The government notes that there is a need to empower pension savers to make sensible decisions at retirement, and will look to work with the Financial Conduct Authority (FCA) to develop stronger nudges to encourage people to seek out personalised guidance.
This comes as part of a response, outlined today (22 June 2018), to the Work and Pensions Committee’s report on pension freedoms, published on 5 April 2018.
Among various recommendations, the committee’s report suggested that default pensions decumulation routes should be introduced in order to mirror the accumulation successes achieved by auto-enrolment, and that any providers that offer drawdown products should be required to also offer a default option that is targeted at the provider’s core customer group by April 2019.
The government’s response states that it is not convinced by the committee’s suggestion of offering default drawdown.
The committee stated that the National Employment Savings Trust (Nest) should be allowed to provide decumulation products from April 2019, on the condition that Nest can repay its start-up loan.

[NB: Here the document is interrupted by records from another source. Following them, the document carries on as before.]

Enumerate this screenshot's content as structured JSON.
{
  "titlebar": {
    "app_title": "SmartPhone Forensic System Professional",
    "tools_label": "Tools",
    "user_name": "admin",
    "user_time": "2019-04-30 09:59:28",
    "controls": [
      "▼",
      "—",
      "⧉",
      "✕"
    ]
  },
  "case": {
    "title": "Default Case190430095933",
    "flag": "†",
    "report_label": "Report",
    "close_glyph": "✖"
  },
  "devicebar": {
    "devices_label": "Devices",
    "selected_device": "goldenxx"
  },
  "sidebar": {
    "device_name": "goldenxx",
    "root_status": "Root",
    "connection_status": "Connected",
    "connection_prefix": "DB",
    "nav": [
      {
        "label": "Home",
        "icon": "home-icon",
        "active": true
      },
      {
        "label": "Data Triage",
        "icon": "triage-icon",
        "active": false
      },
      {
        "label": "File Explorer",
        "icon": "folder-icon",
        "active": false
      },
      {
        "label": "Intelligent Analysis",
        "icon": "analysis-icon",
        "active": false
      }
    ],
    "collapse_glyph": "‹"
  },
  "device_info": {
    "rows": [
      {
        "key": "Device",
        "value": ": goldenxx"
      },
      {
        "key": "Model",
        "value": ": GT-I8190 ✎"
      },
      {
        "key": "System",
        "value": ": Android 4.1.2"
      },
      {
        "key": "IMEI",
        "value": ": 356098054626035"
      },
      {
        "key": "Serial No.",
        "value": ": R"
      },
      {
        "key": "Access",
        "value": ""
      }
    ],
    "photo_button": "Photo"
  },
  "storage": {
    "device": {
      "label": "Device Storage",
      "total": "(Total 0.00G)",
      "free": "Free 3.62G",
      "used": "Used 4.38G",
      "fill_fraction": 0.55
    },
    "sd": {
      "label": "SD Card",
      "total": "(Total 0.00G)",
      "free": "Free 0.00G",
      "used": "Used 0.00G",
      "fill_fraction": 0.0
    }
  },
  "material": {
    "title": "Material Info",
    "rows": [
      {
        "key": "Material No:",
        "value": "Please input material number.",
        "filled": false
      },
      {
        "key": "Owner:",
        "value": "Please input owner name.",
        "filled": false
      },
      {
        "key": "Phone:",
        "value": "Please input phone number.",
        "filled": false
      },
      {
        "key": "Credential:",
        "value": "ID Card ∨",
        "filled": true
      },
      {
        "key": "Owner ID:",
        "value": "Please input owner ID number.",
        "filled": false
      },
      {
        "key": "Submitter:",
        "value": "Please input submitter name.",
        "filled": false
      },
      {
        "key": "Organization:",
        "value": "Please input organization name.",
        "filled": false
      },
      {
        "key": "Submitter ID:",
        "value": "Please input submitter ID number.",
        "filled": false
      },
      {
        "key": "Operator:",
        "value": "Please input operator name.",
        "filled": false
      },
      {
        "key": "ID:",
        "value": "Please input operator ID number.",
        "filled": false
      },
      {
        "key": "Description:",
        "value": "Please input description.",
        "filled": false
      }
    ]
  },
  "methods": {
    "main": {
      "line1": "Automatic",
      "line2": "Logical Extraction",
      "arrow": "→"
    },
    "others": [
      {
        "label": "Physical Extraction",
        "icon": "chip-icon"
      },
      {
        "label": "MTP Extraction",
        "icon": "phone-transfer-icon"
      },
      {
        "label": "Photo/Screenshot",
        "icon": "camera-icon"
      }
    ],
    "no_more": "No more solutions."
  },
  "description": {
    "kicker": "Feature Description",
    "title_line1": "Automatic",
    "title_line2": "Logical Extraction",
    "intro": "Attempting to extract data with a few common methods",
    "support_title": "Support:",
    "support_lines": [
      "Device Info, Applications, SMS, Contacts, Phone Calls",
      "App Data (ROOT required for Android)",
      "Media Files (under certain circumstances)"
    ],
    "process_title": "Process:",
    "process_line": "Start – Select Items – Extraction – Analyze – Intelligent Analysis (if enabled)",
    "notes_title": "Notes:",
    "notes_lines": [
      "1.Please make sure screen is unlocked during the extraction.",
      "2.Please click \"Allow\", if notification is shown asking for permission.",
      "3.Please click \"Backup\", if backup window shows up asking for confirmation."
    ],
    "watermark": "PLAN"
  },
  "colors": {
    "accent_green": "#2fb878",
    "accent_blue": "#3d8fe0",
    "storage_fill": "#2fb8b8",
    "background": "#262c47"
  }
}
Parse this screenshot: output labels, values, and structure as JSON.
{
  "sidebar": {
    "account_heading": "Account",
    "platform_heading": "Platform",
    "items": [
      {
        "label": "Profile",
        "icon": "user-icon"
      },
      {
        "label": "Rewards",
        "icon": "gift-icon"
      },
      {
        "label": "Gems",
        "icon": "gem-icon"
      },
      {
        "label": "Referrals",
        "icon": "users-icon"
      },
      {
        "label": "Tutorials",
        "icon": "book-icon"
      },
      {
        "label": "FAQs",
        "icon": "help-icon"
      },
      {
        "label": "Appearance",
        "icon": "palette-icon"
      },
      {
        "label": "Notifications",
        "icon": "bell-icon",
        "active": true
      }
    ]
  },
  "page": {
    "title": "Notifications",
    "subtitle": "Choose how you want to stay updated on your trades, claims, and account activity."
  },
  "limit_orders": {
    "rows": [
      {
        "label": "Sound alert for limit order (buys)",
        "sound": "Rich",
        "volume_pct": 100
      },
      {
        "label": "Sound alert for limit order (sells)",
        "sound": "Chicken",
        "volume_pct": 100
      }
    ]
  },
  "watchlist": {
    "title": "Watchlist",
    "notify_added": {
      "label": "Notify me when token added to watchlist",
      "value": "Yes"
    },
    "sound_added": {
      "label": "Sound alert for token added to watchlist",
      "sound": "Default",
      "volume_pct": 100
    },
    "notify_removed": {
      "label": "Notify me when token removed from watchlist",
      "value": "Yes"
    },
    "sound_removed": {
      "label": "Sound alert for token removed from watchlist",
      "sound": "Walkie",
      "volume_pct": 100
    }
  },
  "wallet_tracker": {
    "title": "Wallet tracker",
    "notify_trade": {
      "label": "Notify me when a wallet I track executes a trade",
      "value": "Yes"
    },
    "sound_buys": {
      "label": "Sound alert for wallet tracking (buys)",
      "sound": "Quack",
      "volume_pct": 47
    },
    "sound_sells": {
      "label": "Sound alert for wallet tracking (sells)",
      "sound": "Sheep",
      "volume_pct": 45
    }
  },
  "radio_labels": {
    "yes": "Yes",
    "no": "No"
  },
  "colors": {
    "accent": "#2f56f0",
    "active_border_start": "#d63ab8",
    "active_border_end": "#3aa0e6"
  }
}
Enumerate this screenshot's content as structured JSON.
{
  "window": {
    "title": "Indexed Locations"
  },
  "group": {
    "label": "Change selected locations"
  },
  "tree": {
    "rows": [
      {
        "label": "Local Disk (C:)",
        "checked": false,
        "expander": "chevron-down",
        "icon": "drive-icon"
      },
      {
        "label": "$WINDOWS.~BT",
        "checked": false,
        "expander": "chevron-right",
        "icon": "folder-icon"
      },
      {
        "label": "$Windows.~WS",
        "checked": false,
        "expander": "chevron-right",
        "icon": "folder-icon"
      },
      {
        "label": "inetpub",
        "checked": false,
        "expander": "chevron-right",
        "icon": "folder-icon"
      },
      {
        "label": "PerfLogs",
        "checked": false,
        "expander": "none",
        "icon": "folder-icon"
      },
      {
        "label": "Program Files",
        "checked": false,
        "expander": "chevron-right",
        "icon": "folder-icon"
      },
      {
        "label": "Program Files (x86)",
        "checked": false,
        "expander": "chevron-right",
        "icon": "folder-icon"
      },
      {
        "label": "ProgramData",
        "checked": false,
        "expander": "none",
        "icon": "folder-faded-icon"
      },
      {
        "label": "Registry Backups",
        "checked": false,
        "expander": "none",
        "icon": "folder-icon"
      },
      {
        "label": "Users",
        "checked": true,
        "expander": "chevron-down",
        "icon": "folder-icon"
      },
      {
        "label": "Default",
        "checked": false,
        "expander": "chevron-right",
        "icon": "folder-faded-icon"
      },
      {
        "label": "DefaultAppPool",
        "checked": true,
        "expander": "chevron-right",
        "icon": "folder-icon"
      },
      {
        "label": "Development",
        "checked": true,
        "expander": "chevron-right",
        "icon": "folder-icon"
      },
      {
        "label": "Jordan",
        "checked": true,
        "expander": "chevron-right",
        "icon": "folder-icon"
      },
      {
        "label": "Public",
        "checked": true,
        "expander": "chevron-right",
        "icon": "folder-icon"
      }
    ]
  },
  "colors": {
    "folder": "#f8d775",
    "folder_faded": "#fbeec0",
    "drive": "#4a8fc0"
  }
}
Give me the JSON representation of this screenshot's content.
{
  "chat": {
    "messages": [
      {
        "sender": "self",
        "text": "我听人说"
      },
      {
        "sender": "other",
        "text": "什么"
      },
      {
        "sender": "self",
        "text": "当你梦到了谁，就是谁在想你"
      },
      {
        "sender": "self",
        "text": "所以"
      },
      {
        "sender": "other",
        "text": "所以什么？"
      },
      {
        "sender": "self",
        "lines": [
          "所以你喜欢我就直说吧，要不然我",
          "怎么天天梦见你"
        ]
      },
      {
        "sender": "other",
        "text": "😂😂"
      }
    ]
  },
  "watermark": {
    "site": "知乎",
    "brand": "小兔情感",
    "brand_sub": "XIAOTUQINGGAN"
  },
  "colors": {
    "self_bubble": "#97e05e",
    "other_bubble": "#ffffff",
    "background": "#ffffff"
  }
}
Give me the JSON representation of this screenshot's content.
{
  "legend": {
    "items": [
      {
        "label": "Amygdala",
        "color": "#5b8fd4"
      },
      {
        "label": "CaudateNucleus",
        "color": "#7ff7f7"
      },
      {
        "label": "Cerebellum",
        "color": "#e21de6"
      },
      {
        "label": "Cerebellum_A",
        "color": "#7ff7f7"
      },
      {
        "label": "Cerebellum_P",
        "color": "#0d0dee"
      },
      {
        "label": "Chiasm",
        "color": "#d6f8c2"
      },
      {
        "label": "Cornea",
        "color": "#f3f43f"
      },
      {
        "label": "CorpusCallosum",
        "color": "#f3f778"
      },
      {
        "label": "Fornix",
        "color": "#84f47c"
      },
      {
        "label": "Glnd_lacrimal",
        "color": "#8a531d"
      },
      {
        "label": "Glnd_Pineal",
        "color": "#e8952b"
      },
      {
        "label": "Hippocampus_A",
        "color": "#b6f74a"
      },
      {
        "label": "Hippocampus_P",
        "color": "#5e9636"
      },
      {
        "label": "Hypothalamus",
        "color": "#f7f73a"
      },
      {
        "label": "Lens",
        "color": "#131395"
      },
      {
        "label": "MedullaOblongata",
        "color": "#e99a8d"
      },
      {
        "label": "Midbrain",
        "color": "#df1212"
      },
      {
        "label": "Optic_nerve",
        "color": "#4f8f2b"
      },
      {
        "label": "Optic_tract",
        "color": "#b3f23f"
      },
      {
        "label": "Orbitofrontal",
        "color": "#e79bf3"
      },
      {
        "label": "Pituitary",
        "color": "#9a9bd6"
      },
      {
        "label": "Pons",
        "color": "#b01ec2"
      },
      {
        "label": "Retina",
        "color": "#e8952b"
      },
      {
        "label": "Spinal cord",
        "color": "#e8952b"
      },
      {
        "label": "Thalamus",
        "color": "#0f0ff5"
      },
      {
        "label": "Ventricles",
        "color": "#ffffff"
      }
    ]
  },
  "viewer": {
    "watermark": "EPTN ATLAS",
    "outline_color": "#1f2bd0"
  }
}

The response was that this was unlikely to be allowed, but that this position might change if there is evidence that low cost access to drawdown for those with smaller pots is not available.
The response also stated that the future of the Pension Dashboard will be set out in a forthcoming Department for Work and Pensions (DWP) feasibility study.
The government outlined an intention to look into the findings of the FCA’s Retirement Outcomes Review, due in the coming weeks, to further consider factors such as the introduction of a pension passport, charge caps in drawdown, and whether the role of Independent Governance Committees should be expanded to include retirement.
Tom McPhail, head of policy at Hargreaves Lansdown, said: “In spite of the fact Pension Freedom was introduced recklessly fast a few years ago, it is becoming increasingly clear that not only is it extremely popular with investors, it is also working better than many dared to hope. There is no evidence of widespread losses or poor decision-making on the part of investors.
“There is still more to be done though. We expect to see further guidance very soon from the FCA, on how pension providers can help their customers in managing their retirement income. In the long term we see no reason why Nest members should be discriminated against and forced to transfer out if they want to use a drawdown arrangement.”
Steven Cameron, pensions director at Aegon, commented: “The Work and Pensions Select Committee’s Inquiry into pension freedoms came at a time when the FCA was concluding its deep and thorough review of the ‘at retirement’ market. We support the government’s decision to defer any further interventions until the FCA reports back on its final decisions, due later this month. We support the FCA’s focus on additional protections for those using income drawdown who have not benefited from seeking advice.
“As the government says, pension freedoms are there to allow each individual to use their pension fund in a way that suits their retirement needs. The Select Committee’s recommendation for providers to offer default decumulation pathways went several steps too far, potentially defaulting individuals into a product type, level of income and investment fund choice which might have been wholly inappropriate for an individual’s circumstances. For those entering retirement, the focus should be on improving engagement. Three years into pension freedoms and with the market continuing to evolve, it’s far too early to focus on defaults which would effectively be admitting failure to better engage.
“We also support the government deferring making any decisions on pension dashboards until the DWP completes its feasibility study. While the Select Committee favours a single dashboard, we believe this would directly conflict with the need to allow the industry to engage creatively with customers.”